*** Begin section ***

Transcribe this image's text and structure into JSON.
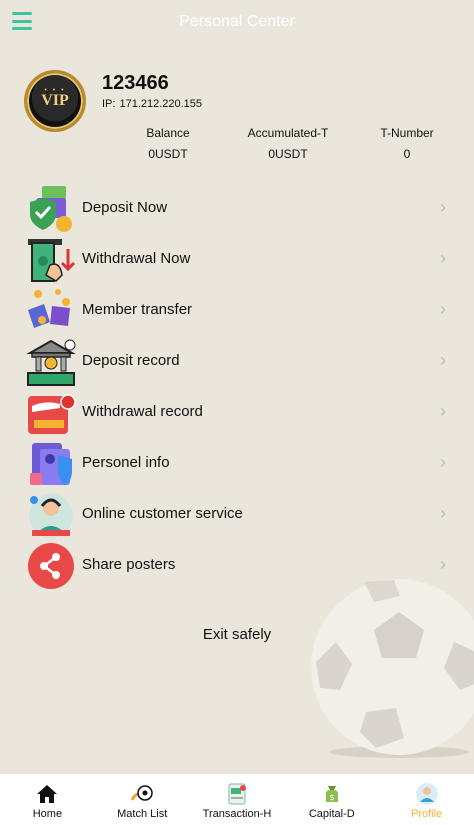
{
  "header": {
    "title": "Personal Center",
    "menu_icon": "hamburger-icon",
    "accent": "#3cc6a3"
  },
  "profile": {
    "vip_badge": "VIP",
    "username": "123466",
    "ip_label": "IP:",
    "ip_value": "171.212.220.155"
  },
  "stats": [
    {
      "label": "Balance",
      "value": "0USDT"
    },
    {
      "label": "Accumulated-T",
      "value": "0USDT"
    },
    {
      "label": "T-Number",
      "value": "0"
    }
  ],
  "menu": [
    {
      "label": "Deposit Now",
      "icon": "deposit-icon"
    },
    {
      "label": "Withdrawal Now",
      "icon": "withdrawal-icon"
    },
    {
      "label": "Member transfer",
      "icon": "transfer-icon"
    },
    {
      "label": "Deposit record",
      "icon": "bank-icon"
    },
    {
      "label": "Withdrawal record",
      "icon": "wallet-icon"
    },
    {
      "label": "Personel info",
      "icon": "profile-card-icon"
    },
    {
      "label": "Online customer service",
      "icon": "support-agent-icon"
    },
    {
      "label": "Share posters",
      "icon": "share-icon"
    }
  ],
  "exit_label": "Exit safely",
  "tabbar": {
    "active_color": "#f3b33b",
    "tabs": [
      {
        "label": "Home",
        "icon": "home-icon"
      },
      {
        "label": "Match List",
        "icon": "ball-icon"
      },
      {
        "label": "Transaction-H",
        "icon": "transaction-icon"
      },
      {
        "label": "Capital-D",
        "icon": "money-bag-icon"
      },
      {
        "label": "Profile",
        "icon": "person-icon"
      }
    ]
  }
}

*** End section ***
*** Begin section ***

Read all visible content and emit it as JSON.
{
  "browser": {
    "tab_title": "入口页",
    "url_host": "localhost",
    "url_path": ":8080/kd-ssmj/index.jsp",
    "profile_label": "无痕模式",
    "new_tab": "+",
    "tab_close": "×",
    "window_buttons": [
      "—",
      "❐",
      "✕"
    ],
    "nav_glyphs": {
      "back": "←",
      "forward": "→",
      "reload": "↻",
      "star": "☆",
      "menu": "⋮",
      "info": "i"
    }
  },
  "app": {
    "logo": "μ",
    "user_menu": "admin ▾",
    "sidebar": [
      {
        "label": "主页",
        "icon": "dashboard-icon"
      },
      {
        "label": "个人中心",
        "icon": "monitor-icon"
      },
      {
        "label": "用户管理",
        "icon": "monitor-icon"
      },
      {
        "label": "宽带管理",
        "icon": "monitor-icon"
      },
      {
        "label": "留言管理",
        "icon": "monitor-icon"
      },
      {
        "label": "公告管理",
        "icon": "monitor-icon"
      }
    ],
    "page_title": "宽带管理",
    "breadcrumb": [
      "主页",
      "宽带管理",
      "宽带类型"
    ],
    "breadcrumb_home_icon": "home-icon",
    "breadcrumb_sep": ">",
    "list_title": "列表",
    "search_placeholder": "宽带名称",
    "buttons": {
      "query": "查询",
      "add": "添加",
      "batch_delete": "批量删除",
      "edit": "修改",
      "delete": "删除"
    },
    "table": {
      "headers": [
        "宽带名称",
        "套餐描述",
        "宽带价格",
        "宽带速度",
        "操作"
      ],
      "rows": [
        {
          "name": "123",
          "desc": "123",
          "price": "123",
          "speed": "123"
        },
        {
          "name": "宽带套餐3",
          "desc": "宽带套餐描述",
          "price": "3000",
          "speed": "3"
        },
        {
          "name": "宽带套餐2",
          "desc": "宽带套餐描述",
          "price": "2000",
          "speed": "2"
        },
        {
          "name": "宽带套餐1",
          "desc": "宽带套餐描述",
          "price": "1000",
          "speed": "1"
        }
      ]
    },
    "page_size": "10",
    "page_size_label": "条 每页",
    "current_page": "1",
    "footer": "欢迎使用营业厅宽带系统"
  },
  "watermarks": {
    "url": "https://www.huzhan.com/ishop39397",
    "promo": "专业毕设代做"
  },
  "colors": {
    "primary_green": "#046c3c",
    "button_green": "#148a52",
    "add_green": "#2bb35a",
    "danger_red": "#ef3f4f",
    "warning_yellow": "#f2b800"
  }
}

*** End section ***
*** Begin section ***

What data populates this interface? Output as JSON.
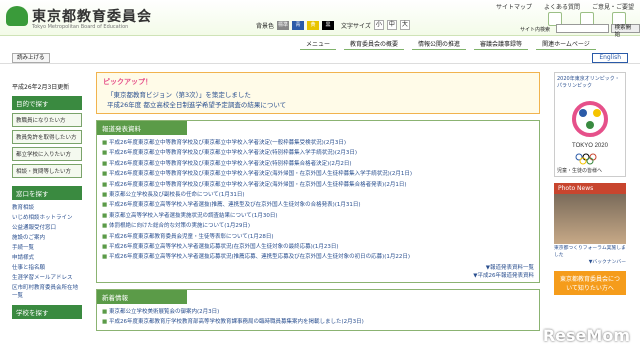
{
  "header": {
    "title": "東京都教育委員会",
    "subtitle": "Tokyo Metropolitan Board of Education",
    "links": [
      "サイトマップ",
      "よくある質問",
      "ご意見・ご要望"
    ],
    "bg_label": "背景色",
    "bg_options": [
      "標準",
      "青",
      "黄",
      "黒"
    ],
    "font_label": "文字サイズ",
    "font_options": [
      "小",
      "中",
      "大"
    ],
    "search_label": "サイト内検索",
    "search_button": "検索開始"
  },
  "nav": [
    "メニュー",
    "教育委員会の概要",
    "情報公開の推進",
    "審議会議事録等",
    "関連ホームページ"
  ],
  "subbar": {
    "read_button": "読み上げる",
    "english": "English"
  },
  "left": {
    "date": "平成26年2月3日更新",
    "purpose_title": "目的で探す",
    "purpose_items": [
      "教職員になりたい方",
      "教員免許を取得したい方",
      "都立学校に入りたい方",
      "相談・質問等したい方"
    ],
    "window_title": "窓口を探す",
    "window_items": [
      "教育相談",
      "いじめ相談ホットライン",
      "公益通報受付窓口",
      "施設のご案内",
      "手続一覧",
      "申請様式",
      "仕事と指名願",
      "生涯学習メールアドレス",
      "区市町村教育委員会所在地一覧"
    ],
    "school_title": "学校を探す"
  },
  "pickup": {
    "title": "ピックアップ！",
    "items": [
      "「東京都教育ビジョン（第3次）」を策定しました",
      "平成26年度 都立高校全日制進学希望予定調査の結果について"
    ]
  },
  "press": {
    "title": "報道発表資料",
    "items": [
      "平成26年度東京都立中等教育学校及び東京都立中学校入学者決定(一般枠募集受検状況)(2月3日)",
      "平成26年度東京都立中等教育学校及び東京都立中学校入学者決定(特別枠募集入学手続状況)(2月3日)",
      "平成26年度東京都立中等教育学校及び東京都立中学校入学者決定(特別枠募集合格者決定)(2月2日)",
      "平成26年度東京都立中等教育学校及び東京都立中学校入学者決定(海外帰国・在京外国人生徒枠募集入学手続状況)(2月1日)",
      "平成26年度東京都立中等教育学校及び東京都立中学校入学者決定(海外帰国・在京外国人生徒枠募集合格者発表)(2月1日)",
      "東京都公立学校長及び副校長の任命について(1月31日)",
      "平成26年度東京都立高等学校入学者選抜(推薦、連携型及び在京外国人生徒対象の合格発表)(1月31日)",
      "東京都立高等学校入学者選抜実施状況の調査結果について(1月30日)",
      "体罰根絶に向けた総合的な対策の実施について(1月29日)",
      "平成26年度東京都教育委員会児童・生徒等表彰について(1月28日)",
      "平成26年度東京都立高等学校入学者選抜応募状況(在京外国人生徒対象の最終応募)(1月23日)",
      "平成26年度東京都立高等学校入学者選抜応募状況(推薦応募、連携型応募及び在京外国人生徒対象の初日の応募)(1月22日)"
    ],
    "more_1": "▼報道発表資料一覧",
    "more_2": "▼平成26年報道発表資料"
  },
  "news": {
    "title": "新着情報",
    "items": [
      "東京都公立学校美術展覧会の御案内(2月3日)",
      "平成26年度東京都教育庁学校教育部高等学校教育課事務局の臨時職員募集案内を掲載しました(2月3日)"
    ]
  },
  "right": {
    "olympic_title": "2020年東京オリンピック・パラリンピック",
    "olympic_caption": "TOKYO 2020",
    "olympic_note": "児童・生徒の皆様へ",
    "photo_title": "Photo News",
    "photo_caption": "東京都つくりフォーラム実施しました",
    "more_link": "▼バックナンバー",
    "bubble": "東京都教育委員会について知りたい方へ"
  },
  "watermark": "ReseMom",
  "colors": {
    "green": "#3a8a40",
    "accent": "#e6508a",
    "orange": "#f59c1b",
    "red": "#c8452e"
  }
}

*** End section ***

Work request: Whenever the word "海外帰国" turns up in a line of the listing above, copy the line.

Solution below:
      "平成26年度東京都立中等教育学校及び東京都立中学校入学者決定(海外帰国・在京外国人生徒枠募集入学手続状況)(2月1日)",
      "平成26年度東京都立中等教育学校及び東京都立中学校入学者決定(海外帰国・在京外国人生徒枠募集合格者発表)(2月1日)",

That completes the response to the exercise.